In recent days I've begun to feel as though some people are demanding that I choose between the genome on the one hand and fudge on the other. Because at no time in my life can I remember such an assault on scientific rationalism as there is now, nor can I recall such an alliance of conservatives, reactionaries, greens and anti- capitalists as seems to have seized the political agenda on all subjects from genetic modification to immigration. And it all sort of snuck on me.
At first I thought the fuss over genetically modified organisms (GMOs), which really exploded in the spring of 1999, was mostly a media hype, born out of a union between the back-wash from BSE and the intense competition between news sources. No one has ever died from genetically modified food, or even been made ill by it, nor is there any evidence that they ever will be. The impact of GMOs on biodiversity (an entirely separate matter) depends mostly on how farmers use pesticides, not upon weird contaminants that kill ickle birdies.
It wasn't until the Reith lectures this year that I first began to wonder whether something more profound and worrying wasn't going on. I just happened to be in the bath with the dial at Radio 4, when a woman called Vananda Shiva spoke in the series.
The theme of the lectures was Sustainable Development (which, of course, I am in favour of; unsustainable development being, well, unsustainable), so I sat back in the suds prepared for some vigorous nodding.
Within five minutes I was frowning; within 10, bemused; after 30 I was incredulous. Dr Shiva, the head of something called the Research Foundation for Science, Technology and Ecology in India, delivered an address which blamed the forces of globalisation for most of the ills of Indian society. "A global monoculture is being forced on people," she claimed, "by defining everything that is fresh, local and handmade as a health hazard. Human hands are being defined as the worst contaminants... to be replaced by machines and chemicals bought from global corporations... People are being perceived as parasites, to be exterminated for the `health' of the global economy."
This is strong language, especially since cooking oils in particular are actually being packaged before sale partly to prevent the regular outbreaks of fatal poisoning that result from contaminated produce. Shiva advocates import barriers to protect Indian agriculture - not just in terms of its money value, but almost in terms of its spiritual value. She conjures up an image of a more natural, traditional state of things, where happy village women, wise in the lores of healing, grow organic pulses, are rarely ill and live till they're 120. "Nature," she claims, "has given us abundance, women's indigenous knowledge of biodiversity, agriculture and nutrition has built on that abundance to create more from less."
Nature, of course, has done no such thing.
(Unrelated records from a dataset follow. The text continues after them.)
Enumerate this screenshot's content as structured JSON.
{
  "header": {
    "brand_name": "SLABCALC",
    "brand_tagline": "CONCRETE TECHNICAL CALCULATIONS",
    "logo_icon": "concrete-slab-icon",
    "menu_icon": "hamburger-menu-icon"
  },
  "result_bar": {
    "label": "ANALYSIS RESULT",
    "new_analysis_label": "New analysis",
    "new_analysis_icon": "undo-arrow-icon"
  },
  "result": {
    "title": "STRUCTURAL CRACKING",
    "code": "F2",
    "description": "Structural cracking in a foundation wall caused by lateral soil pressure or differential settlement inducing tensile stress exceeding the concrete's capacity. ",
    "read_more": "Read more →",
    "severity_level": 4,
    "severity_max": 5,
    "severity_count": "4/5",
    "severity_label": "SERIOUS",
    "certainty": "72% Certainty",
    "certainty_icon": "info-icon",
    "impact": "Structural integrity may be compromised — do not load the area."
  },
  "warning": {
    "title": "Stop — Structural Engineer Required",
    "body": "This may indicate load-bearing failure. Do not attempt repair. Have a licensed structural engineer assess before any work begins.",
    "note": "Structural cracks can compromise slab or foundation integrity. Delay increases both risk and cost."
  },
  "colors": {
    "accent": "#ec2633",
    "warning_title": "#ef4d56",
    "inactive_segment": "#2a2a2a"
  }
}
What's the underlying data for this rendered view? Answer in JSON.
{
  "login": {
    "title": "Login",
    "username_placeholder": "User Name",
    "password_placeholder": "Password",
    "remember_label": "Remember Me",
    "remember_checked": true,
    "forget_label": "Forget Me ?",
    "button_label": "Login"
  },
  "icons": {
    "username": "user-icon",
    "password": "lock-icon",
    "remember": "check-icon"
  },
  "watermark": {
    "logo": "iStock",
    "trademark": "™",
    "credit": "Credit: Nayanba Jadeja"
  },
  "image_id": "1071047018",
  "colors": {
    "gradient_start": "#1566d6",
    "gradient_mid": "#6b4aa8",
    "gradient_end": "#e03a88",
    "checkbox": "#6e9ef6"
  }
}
Nature grows little wheat, rears few pigs or sheep, digs no irrigation channels, dams nor rivers. Nature does not give a 4X for man: that is …